• _To do_
Copy each line below that has "date".

• _Available data_
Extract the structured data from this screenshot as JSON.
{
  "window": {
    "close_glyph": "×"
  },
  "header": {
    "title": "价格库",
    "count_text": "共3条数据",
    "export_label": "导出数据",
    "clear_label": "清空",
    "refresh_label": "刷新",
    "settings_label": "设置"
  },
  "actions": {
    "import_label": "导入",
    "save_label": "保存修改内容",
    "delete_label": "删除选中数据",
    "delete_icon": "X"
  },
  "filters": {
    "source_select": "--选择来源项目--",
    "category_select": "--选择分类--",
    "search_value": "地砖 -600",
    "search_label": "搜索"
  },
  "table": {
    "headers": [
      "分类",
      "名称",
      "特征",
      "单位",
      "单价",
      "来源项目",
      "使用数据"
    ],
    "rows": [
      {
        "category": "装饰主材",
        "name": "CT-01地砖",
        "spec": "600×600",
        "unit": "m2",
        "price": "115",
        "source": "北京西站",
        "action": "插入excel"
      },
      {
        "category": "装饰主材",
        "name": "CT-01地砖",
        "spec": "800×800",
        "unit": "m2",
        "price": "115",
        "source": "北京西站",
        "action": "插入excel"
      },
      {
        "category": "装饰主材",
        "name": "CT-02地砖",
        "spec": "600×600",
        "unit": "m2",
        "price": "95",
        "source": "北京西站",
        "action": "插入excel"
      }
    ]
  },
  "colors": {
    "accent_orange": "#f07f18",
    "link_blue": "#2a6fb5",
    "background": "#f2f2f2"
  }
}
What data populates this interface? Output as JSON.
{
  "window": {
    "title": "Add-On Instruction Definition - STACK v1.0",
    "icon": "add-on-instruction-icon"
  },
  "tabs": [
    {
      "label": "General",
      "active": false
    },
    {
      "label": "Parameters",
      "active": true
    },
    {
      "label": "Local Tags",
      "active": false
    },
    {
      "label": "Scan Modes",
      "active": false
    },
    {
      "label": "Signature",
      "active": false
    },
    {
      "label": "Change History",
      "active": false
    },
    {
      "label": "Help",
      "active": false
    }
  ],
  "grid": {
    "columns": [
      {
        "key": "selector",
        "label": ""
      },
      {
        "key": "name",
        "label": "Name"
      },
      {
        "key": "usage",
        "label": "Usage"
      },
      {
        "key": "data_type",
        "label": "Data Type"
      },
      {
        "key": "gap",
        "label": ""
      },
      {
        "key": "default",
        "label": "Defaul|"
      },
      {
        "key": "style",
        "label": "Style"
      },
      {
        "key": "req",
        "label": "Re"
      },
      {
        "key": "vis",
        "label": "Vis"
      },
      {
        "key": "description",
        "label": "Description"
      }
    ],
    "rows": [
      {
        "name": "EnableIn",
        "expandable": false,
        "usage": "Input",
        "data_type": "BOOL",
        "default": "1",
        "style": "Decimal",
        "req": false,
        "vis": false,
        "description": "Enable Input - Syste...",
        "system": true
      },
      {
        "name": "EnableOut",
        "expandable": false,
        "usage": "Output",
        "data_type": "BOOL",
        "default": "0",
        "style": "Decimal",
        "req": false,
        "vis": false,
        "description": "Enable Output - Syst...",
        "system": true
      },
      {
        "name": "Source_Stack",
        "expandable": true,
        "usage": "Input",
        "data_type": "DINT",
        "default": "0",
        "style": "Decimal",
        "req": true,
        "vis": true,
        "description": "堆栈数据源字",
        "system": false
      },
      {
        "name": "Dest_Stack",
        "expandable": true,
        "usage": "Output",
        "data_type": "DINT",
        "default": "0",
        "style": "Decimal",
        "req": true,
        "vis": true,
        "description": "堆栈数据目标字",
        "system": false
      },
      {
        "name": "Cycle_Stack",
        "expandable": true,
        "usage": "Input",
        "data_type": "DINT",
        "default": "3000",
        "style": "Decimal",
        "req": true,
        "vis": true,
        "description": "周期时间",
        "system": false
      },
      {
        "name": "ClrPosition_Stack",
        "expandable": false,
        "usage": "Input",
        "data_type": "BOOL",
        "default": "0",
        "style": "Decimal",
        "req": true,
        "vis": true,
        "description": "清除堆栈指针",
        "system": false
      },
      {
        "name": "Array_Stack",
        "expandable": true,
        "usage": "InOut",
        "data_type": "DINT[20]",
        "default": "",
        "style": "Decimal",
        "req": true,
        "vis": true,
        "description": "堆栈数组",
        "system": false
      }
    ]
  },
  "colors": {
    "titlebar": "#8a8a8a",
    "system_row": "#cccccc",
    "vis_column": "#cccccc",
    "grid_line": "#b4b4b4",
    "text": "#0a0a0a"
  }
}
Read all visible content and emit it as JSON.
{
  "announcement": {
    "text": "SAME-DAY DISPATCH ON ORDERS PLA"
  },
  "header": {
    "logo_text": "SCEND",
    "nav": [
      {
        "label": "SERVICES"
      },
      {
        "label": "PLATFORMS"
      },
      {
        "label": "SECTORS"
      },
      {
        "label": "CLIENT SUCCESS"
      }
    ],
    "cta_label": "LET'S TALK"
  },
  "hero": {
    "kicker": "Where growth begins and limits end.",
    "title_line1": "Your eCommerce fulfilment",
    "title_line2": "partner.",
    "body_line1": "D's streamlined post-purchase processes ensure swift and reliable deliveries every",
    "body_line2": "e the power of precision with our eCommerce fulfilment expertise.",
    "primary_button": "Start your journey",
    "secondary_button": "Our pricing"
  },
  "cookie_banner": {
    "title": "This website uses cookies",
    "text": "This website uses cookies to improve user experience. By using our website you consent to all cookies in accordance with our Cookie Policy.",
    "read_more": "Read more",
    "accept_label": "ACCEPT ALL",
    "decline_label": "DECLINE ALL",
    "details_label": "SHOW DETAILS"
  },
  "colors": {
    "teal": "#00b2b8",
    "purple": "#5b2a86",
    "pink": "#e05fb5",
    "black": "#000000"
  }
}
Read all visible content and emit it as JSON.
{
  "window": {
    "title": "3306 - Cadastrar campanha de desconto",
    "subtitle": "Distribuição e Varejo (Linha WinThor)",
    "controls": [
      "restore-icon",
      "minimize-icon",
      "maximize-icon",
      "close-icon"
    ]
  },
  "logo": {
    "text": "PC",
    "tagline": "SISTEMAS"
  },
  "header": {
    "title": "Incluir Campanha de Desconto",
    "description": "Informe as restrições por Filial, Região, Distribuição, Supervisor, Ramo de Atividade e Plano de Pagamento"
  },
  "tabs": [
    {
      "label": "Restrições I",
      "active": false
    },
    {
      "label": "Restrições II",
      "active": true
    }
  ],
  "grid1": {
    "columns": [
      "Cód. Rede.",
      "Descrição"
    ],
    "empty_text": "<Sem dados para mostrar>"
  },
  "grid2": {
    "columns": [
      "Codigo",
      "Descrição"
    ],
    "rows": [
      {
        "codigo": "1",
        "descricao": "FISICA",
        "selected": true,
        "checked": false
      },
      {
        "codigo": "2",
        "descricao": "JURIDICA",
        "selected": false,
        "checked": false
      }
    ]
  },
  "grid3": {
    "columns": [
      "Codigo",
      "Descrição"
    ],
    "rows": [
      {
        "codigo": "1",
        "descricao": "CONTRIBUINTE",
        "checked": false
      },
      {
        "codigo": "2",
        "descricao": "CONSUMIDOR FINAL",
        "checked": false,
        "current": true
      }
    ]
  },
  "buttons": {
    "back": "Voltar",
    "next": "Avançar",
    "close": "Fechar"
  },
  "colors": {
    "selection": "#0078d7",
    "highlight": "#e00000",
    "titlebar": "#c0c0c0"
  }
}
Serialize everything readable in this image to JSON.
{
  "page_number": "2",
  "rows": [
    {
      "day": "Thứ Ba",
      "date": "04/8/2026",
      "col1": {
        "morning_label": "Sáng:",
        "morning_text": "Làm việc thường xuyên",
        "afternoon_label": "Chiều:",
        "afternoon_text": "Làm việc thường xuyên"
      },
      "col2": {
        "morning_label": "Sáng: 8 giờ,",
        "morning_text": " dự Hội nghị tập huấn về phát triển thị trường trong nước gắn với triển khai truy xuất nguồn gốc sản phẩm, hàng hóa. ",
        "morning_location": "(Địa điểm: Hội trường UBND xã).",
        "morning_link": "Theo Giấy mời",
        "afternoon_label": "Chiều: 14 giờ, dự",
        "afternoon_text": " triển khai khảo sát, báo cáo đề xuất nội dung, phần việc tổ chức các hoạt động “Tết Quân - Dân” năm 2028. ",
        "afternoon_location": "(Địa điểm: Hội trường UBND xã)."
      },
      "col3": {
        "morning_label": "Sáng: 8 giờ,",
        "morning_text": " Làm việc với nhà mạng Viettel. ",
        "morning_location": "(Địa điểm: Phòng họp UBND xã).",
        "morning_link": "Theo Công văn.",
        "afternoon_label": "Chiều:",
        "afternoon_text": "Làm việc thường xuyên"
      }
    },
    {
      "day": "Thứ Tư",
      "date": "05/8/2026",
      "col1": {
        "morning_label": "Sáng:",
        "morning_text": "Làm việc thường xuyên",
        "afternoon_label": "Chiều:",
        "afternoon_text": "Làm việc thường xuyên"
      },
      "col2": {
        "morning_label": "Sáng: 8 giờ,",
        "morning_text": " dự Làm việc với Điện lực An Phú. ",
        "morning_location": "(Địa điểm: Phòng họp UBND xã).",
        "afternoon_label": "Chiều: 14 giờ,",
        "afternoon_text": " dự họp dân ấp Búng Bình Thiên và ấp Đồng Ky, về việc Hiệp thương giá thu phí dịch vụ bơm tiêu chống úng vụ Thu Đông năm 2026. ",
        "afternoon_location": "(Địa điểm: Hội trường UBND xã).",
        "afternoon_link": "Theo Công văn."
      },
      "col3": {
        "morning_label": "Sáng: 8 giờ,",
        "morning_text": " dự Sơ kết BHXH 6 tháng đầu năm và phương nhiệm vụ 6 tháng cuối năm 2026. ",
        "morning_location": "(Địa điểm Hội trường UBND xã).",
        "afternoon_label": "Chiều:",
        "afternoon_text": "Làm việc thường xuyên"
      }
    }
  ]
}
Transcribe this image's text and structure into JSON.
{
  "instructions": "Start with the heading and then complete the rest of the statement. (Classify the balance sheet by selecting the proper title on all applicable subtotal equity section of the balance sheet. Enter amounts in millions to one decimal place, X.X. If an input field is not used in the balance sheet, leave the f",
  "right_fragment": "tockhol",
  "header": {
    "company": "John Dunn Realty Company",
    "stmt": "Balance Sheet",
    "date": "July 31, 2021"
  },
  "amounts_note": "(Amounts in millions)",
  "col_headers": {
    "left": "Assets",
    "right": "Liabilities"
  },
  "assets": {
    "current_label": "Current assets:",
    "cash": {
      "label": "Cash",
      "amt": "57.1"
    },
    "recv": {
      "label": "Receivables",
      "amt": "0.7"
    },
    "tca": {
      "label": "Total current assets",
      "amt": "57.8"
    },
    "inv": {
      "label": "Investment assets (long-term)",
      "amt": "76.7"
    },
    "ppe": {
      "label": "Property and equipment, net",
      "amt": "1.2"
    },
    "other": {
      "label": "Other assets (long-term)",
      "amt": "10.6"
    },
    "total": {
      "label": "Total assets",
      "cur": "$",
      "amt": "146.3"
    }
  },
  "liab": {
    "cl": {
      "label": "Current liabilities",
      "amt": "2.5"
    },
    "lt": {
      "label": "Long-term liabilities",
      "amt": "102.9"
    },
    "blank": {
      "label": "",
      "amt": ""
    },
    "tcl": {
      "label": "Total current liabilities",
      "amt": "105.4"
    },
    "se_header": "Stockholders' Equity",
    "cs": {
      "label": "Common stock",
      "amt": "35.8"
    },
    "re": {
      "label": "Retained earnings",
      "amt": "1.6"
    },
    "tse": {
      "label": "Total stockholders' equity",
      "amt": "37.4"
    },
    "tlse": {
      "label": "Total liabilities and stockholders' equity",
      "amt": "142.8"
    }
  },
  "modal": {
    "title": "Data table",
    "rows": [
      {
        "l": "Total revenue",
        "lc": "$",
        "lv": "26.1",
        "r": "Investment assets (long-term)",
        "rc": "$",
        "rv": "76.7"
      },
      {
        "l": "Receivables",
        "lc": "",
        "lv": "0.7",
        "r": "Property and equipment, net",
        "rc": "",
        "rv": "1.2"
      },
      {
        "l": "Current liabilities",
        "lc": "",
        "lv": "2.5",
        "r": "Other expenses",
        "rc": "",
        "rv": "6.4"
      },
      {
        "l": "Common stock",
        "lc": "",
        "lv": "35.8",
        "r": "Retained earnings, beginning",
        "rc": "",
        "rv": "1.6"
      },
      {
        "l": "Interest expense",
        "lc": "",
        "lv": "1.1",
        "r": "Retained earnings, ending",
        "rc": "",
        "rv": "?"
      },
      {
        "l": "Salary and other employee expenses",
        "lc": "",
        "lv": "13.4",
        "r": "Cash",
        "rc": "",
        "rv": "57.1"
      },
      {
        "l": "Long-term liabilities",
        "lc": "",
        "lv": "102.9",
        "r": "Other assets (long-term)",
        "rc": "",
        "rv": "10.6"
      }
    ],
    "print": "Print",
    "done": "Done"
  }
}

• _Answer to the problem_
      "date": "04/8/2026",
      "date": "05/8/2026",
    "date": "July 31, 2021"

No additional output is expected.